(Interface dataset entries)
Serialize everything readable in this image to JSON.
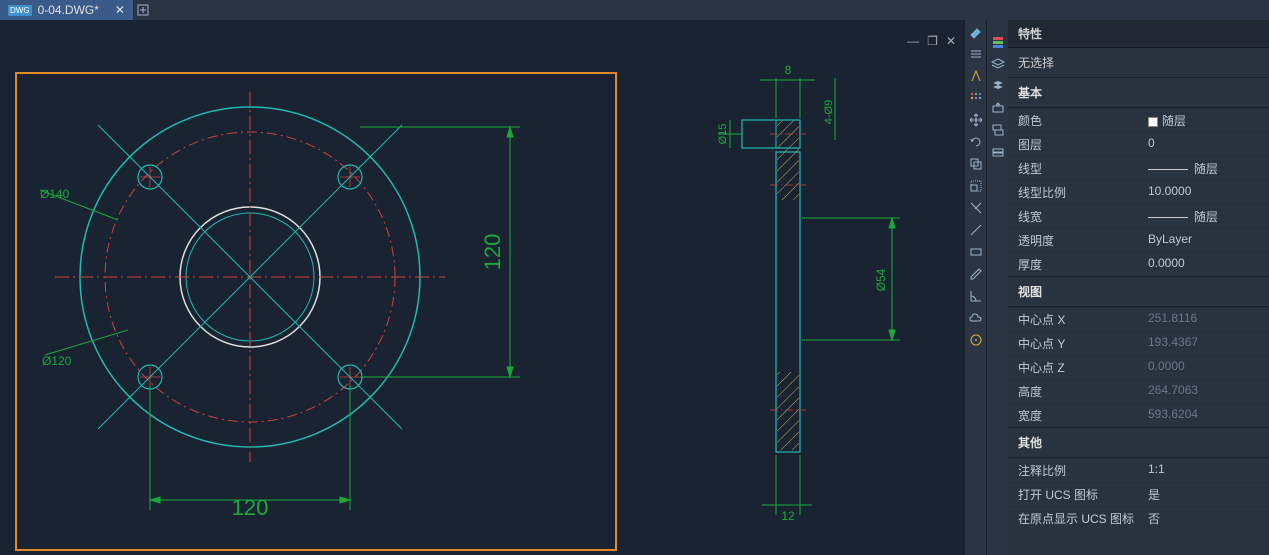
{
  "tab": {
    "title": "0-04.DWG*",
    "close": "✕"
  },
  "window_controls": {
    "min": "—",
    "max": "❐",
    "close": "✕"
  },
  "drawing": {
    "dims": {
      "horiz": "120",
      "vert": "120",
      "d140": "Ø140",
      "d120": "Ø120",
      "top8": "8",
      "side_4_99": "4-Ø9",
      "d15": "Ø15",
      "r54": "Ø54",
      "bot12": "12"
    }
  },
  "props": {
    "title": "特性",
    "none_selected": "无选择",
    "sections": {
      "basic": "基本",
      "view": "视图",
      "other": "其他"
    },
    "basic": {
      "color_label": "颜色",
      "color_value": "随层",
      "layer_label": "图层",
      "layer_value": "0",
      "linetype_label": "线型",
      "linetype_value": "随层",
      "ltscale_label": "线型比例",
      "ltscale_value": "10.0000",
      "lineweight_label": "线宽",
      "lineweight_value": "随层",
      "transparency_label": "透明度",
      "transparency_value": "ByLayer",
      "thickness_label": "厚度",
      "thickness_value": "0.0000"
    },
    "view": {
      "cx_label": "中心点 X",
      "cx_value": "251.8116",
      "cy_label": "中心点 Y",
      "cy_value": "193.4367",
      "cz_label": "中心点 Z",
      "cz_value": "0.0000",
      "h_label": "高度",
      "h_value": "264.7063",
      "w_label": "宽度",
      "w_value": "593.6204"
    },
    "other": {
      "annoscale_label": "注释比例",
      "annoscale_value": "1:1",
      "ucs_open_label": "打开 UCS 图标",
      "ucs_open_value": "是",
      "ucs_origin_label": "在原点显示 UCS 图标",
      "ucs_origin_value": "否"
    }
  }
}
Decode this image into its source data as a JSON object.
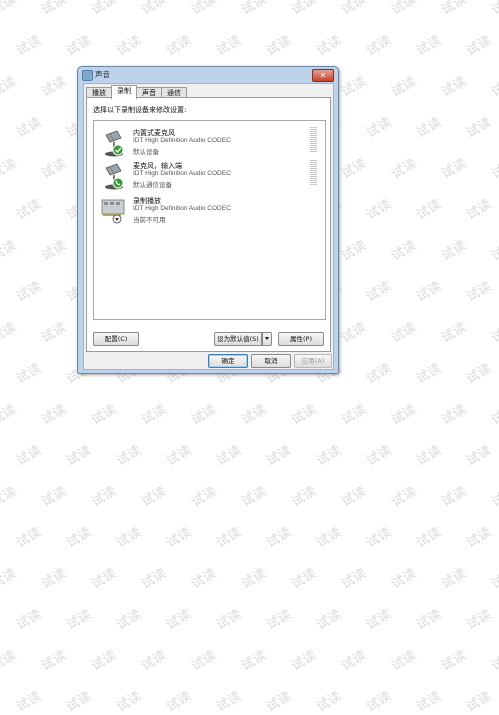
{
  "watermark": {
    "text": "试读"
  },
  "window": {
    "title": "声音",
    "close_glyph": "✕",
    "tabs": [
      {
        "label": "播放",
        "active": false
      },
      {
        "label": "录制",
        "active": true
      },
      {
        "label": "声音",
        "active": false
      },
      {
        "label": "通信",
        "active": false
      }
    ],
    "instruction": "选择以下录制设备来修改设置:",
    "devices": [
      {
        "name": "内置式麦克风",
        "driver": "IDT High Definition Audio CODEC",
        "status": "默认设备",
        "icon": "microphone-icon",
        "badge": "default-check-badge"
      },
      {
        "name": "麦克风，输入端",
        "driver": "IDT High Definition Audio CODEC",
        "status": "默认通信设备",
        "icon": "microphone-icon",
        "badge": "communication-phone-badge"
      },
      {
        "name": "录制播放",
        "driver": "IDT High Definition Audio CODEC",
        "status": "当前不可用",
        "icon": "sound-card-icon",
        "badge": "unavailable-down-badge"
      }
    ],
    "buttons": {
      "configure": "配置(C)",
      "set_default": "设为默认值(S)",
      "properties": "属性(P)",
      "ok": "确定",
      "cancel": "取消",
      "apply": "应用(A)"
    }
  }
}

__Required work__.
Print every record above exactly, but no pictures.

__Response to the task__.
Serialize everything readable in this image to JSON.
{
  "tab": {
    "title": "0-04.DWG*",
    "close": "✕"
  },
  "window_controls": {
    "min": "—",
    "max": "❐",
    "close": "✕"
  },
  "drawing": {
    "dims": {
      "horiz": "120",
      "vert": "120",
      "d140": "Ø140",
      "d120": "Ø120",
      "top8": "8",
      "side_4_99": "4-Ø9",
      "d15": "Ø15",
      "r54": "Ø54",
      "bot12": "12"
    }
  },
  "props": {
    "title": "特性",
    "none_selected": "无选择",
    "sections": {
      "basic": "基本",
      "view": "视图",
      "other": "其他"
    },
    "basic": {
      "color_label": "颜色",
      "color_value": "随层",
      "layer_label": "图层",
      "layer_value": "0",
      "linetype_label": "线型",
      "linetype_value": "随层",
      "ltscale_label": "线型比例",
      "ltscale_value": "10.0000",
      "lineweight_label": "线宽",
      "lineweight_value": "随层",
      "transparency_label": "透明度",
      "transparency_value": "ByLayer",
      "thickness_label": "厚度",
      "thickness_value": "0.0000"
    },
    "view": {
      "cx_label": "中心点 X",
      "cx_value": "251.8116",
      "cy_label": "中心点 Y",
      "cy_value": "193.4367",
      "cz_label": "中心点 Z",
      "cz_value": "0.0000",
      "h_label": "高度",
      "h_value": "264.7063",
      "w_label": "宽度",
      "w_value": "593.6204"
    },
    "other": {
      "annoscale_label": "注释比例",
      "annoscale_value": "1:1",
      "ucs_open_label": "打开 UCS 图标",
      "ucs_open_value": "是",
      "ucs_origin_label": "在原点显示 UCS 图标",
      "ucs_origin_value": "否"
    }
  }
}
Decode this image into its source data as a JSON object.
{
  "watermark": {
    "text": "试读"
  },
  "window": {
    "title": "声音",
    "close_glyph": "✕",
    "tabs": [
      {
        "label": "播放",
        "active": false
      },
      {
        "label": "录制",
        "active": true
      },
      {
        "label": "声音",
        "active": false
      },
      {
        "label": "通信",
        "active": false
      }
    ],
    "instruction": "选择以下录制设备来修改设置:",
    "devices": [
      {
        "name": "内置式麦克风",
        "driver": "IDT High Definition Audio CODEC",
        "status": "默认设备",
        "icon": "microphone-icon",
        "badge": "default-check-badge"
      },
      {
        "name": "麦克风，输入端",
        "driver": "IDT High Definition Audio CODEC",
        "status": "默认通信设备",
        "icon": "microphone-icon",
        "badge": "communication-phone-badge"
      },
      {
        "name": "录制播放",
        "driver": "IDT High Definition Audio CODEC",
        "status": "当前不可用",
        "icon": "sound-card-icon",
        "badge": "unavailable-down-badge"
      }
    ],
    "buttons": {
      "configure": "配置(C)",
      "set_default": "设为默认值(S)",
      "properties": "属性(P)",
      "ok": "确定",
      "cancel": "取消",
      "apply": "应用(A)"
    }
  }
}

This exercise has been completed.